With the growing concerns over harassment online and offline, Singapore is drafting new laws to curb this problem, Law Minister K. Shanmugam announced last month.
He cited a 2012 Microsoft survey that showed that Singapore had the second-highest rate of online bullying among children aged eight to 17.
China topped the list of 25 countries polled.
But besides the force of the law, more can be done to empower the youth to speak up against cyber-bullying, which includes spreading rumours and posting nasty or threatening messages and embarrassing pictures of the victim online.
One way is to raise awareness of its consequences and to encourage teens themselves to stand up for the victims, overseas research has pointed out.
Young people are "not generally deterred by overly punitive policies or the threat of arrest", according to a paper on social influences on cyber-bullying behaviours among teens published this year.
Rather, informal social controls, such as peer influence, are found to be more influential in curbing deviant behaviour among the youth, said the directors of the Cyber-bullying Research Centre in America, Dr Sameer Hinduja and Dr Justin W. Patchin.
Both men have researched cyber-bullying extensively.

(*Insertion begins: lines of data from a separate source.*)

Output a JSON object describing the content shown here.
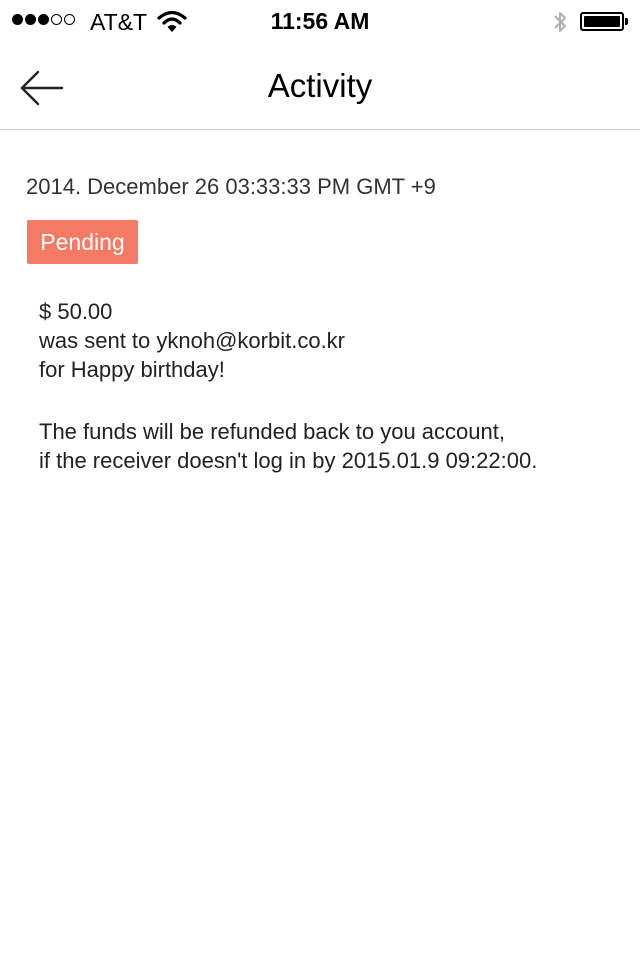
{
  "status_bar": {
    "signal_dots_filled": 3,
    "signal_dots_total": 5,
    "carrier": "AT&T",
    "wifi_icon": "wifi-icon",
    "time": "11:56 AM",
    "bluetooth_icon": "bluetooth-icon",
    "battery_icon": "battery-icon",
    "battery_level": 1.0
  },
  "nav": {
    "back_icon": "arrow-left-icon",
    "title": "Activity"
  },
  "activity": {
    "timestamp": "2014. December 26 03:33:33 PM GMT +9",
    "status": "Pending",
    "status_color": "#f47a63",
    "amount_line": "$ 50.00",
    "recipient_line": "was sent to yknoh@korbit.co.kr",
    "memo_line": "for Happy birthday!",
    "refund_line_1": "The funds will be refunded back to you account,",
    "refund_line_2": "if the receiver doesn't log in by 2015.01.9 09:22:00."
  }
}
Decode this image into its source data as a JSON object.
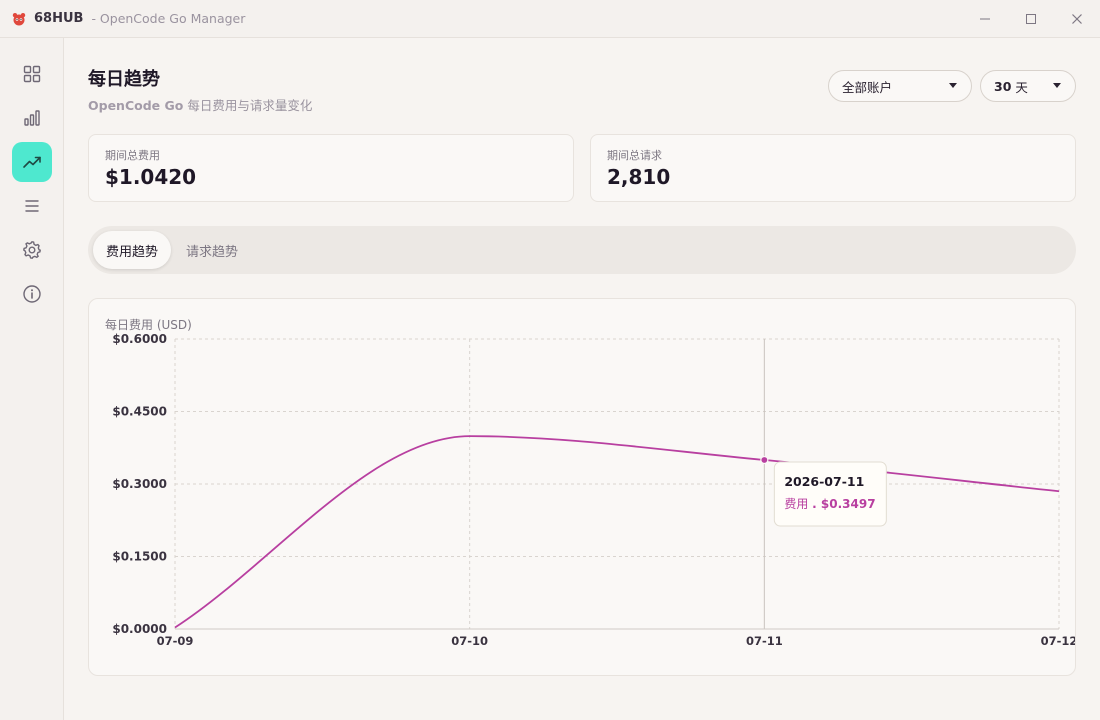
{
  "window": {
    "app_name": "68HUB",
    "app_subtitle": "- OpenCode Go Manager",
    "controls": {
      "minimize": "—",
      "maximize": "☐",
      "close": "✕"
    }
  },
  "sidebar": {
    "items": [
      {
        "name": "dashboard",
        "icon": "grid-icon",
        "active": false
      },
      {
        "name": "usage",
        "icon": "bar-chart-icon",
        "active": false
      },
      {
        "name": "trends",
        "icon": "trend-up-icon",
        "active": true
      },
      {
        "name": "list",
        "icon": "list-icon",
        "active": false
      },
      {
        "name": "settings",
        "icon": "gear-icon",
        "active": false
      },
      {
        "name": "about",
        "icon": "info-icon",
        "active": false
      }
    ],
    "accent_color": "#4ee8cf"
  },
  "header": {
    "title": "每日趋势",
    "subtitle_brand": "OpenCode Go",
    "subtitle_text": " 每日费用与请求量变化"
  },
  "filters": {
    "account": {
      "selected": "全部账户"
    },
    "range_value": "30",
    "range_unit": "天"
  },
  "stats": {
    "cost": {
      "label": "期间总费用",
      "value": "$1.0420"
    },
    "requests": {
      "label": "期间总请求",
      "value": "2,810"
    }
  },
  "tabs": [
    {
      "label": "费用趋势",
      "active": true
    },
    {
      "label": "请求趋势",
      "active": false
    }
  ],
  "chart_data": {
    "type": "line",
    "title": "每日费用 (USD)",
    "x": [
      "07-09",
      "07-10",
      "07-11",
      "07-12"
    ],
    "series": [
      {
        "values": [
          0.003,
          0.399,
          0.3497,
          0.285
        ],
        "color": "#b83fa0"
      }
    ],
    "y_ticks": [
      "$0.6000",
      "$0.4500",
      "$0.3000",
      "$0.1500",
      "$0.0000"
    ],
    "ylim": [
      0,
      0.6
    ],
    "grid": true,
    "tooltip": {
      "date": "2026-07-11",
      "series_label": "费用",
      "value": "$0.3497",
      "index": 2
    }
  }
}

In 2010, they surveyed about 4,500 American students and found that:
- Those who said their friends were cyber-bullies were much more likely to bully others online too.
- Students who felt their parents and schools were not dismissive of cyber-bullying and would punish them for such behaviour were less likely to do so. Therefore, the researchers said parents and schools have to make it clear to their children and students that bullying will not be tolerated and bullies will be taken to task.